In Massachusetts, a man who claims to be a transgender woman cited the 2016 state “Anti-Discrimination” statute SB 2407 as a reason the state Attorney General should attack the owner and employees of a female-oriented beauty salon that refused to, get this…

Give him a “Brazilian Wax”.

If you’re not familiar with the “Brazilian”, as it’s known, here’s the lowdown. It’s a body hair removal procedure that extends “under the belt”, all the way to the genital region.

Ahh, the classy subject matter politicians force upon the masses through collectivism, in this case, through the very idea that the state might police this.

As Matt McDonald reports for The NewBostonPost:

A biological male who identifies as a woman asked the Massachusetts Attorney General’s office to force a female-oriented spa on the South Shore to give him a bikini wax and other beauty services under the state’s gender identity law.

Yep, someone “went there.”

The transgender biological male said in the complaint that he contacted the spa in December seeking hair removal all over his body, including the area around his genitals. The complainant also detailed his troubles with other spas in Braintree and Quincy, including one that ‘said I was not really a woman because I had a penis.'

First, on the practical side of things, let’s spell it out. No matter what a biologically male or female person does to his or her body to make it appear like it is of the opposite gender, a male born a full male will still be a male and a female born that way will still be a female. They will both be their original genders, but will cosmetically appear different. If a man gets silicone put into his chest, has his sex organs removed, and gets hormone and other medical procedures done, he is still a man, just as a man who has lost an arm or had to undergo plastic surgery after a fire might not be physically the same as he began, but he is still a man.

I have two friends who are undergoing sex change procedures. They might appear female in the end, but they are men, and that can’t be changed unless science can change the chromosomes with which they were born. If these men ask me to call them women or women’s names, I will take it on a case-by case basis, merely as a gesture of kindness, but I will stipulate an understanding with them that I know they are not women.

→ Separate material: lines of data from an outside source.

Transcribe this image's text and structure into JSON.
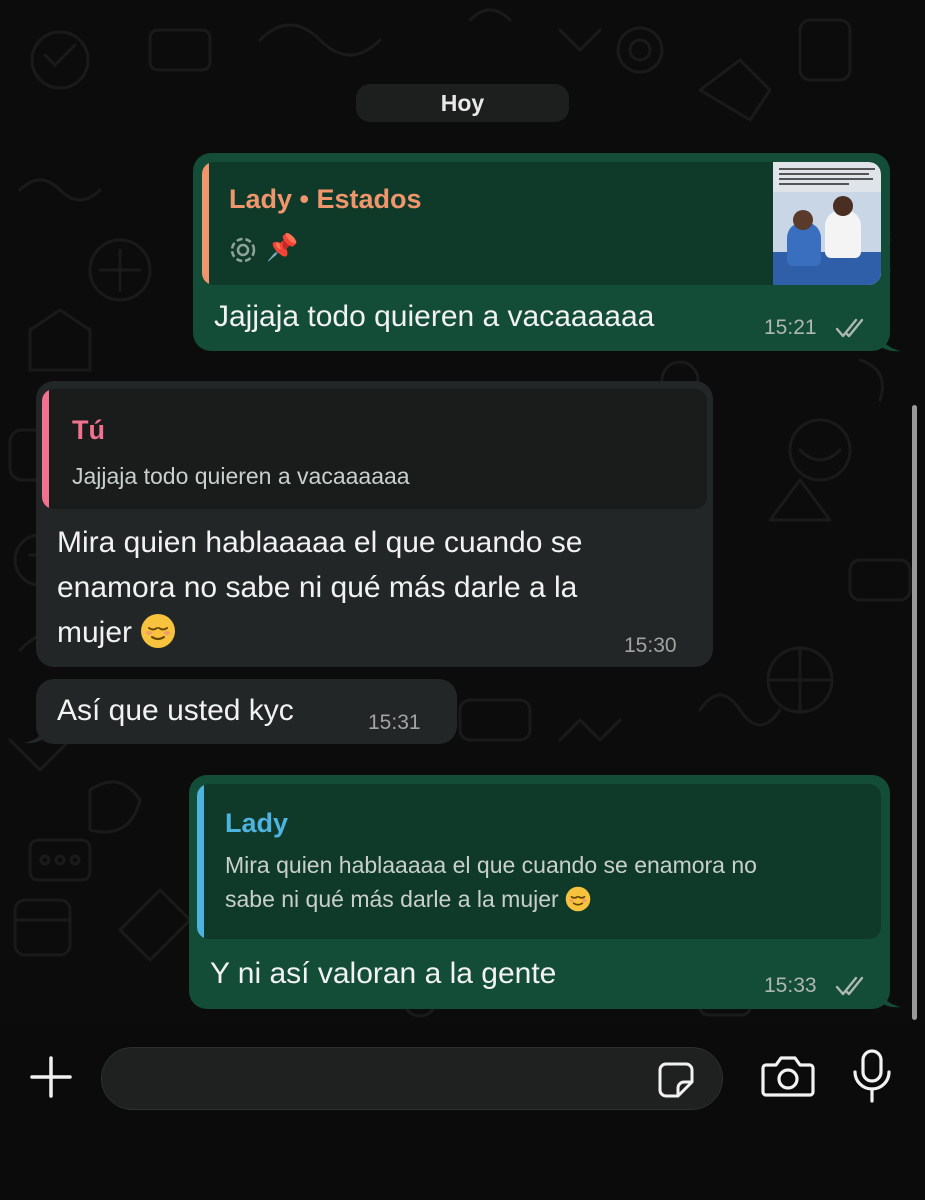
{
  "date_separator": "Hoy",
  "messages": [
    {
      "direction": "outgoing",
      "reply_to": {
        "author": "Lady • Estados",
        "status_icon": "status-ring-icon",
        "pin_emoji": "📌",
        "has_thumbnail": true
      },
      "text": "Jajjaja todo quieren a vacaaaaaa",
      "time": "15:21",
      "read": true
    },
    {
      "direction": "incoming",
      "reply_to": {
        "author": "Tú",
        "text": "Jajjaja todo quieren a vacaaaaaa"
      },
      "text_lines": [
        "Mira quien hablaaaaa el que cuando se",
        "enamora no sabe ni qué más darle a la",
        "mujer"
      ],
      "emoji": "😌",
      "time": "15:30"
    },
    {
      "direction": "incoming",
      "text": "Así que usted kyc",
      "time": "15:31"
    },
    {
      "direction": "outgoing",
      "reply_to": {
        "author": "Lady",
        "text_lines": [
          "Mira quien hablaaaaa el que cuando se enamora no",
          "sabe ni qué más darle a la mujer"
        ],
        "emoji": "😌"
      },
      "text": "Y ni así valoran a la gente",
      "time": "15:33",
      "read": true
    }
  ],
  "composer": {
    "placeholder": "",
    "icons": [
      "plus-icon",
      "sticker-icon",
      "camera-icon",
      "microphone-icon"
    ]
  },
  "colors": {
    "outgoing_bubble": "#144d37",
    "incoming_bubble": "#232626",
    "estados_author": "#f0966c",
    "tu_author": "#f2718f",
    "lady_author": "#4fb3e0"
  }
}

Likewise, as Jordan Peterson said when the government of Canada mandated that all state offices and any businesses “regulated” by the government use pronouns that “gender-different” people preferred, I will not have my speech dictated by the state.

And that principle should hold for all non-state interactions, including business.

Look, we discriminate every day. It’s not necessarily evil. The very act of discrimination means to choose between two or more options. If we don’t discriminate, we die. To dictate to a shop owner that he or she cannot make choices about those with whom they will do business means that politicians also dictate to customers that they must do business with people they don’t like. All market transactions are trades, made through mutual consent. To infringe on that principle is to break all principles of human interaction, from business, to dating, to conversation.

Should a woman be forced to date any man who approaches her if she is on the “dating market”?

Should a town of mostly Jewish people be forced to do business with the one minority skinhead who runs a local shop?

'In general no one wants to work on transgender women,’ the would-be customer wrote in the complaint. ‘… It is really difficult to find a full service spa that will work on transgender women.’

And they have a right not to, just as a lesbian has a right not to date a man. Perhaps we should get the state out of all of it and see what people choose themselves. It’s possible that because these businesses don’t want to go weed-whacking in this man’s shrubbery, they could see a downturn in their business. It’s possible they won’t. We can only see what people value if we allow them to make decisions for themselves.

To use an inelegant phrase, the blade of the state cuts in every direction. Don’t try to wield it, lest you be the one who is cut.

Thankfully, the unnamed man who was prepared to bring suit has withdrawn his action. But the threat of coercion remains until people tell the state that when it comes to policing our social interactions, markets and private property are part of that, and they need to cut it out.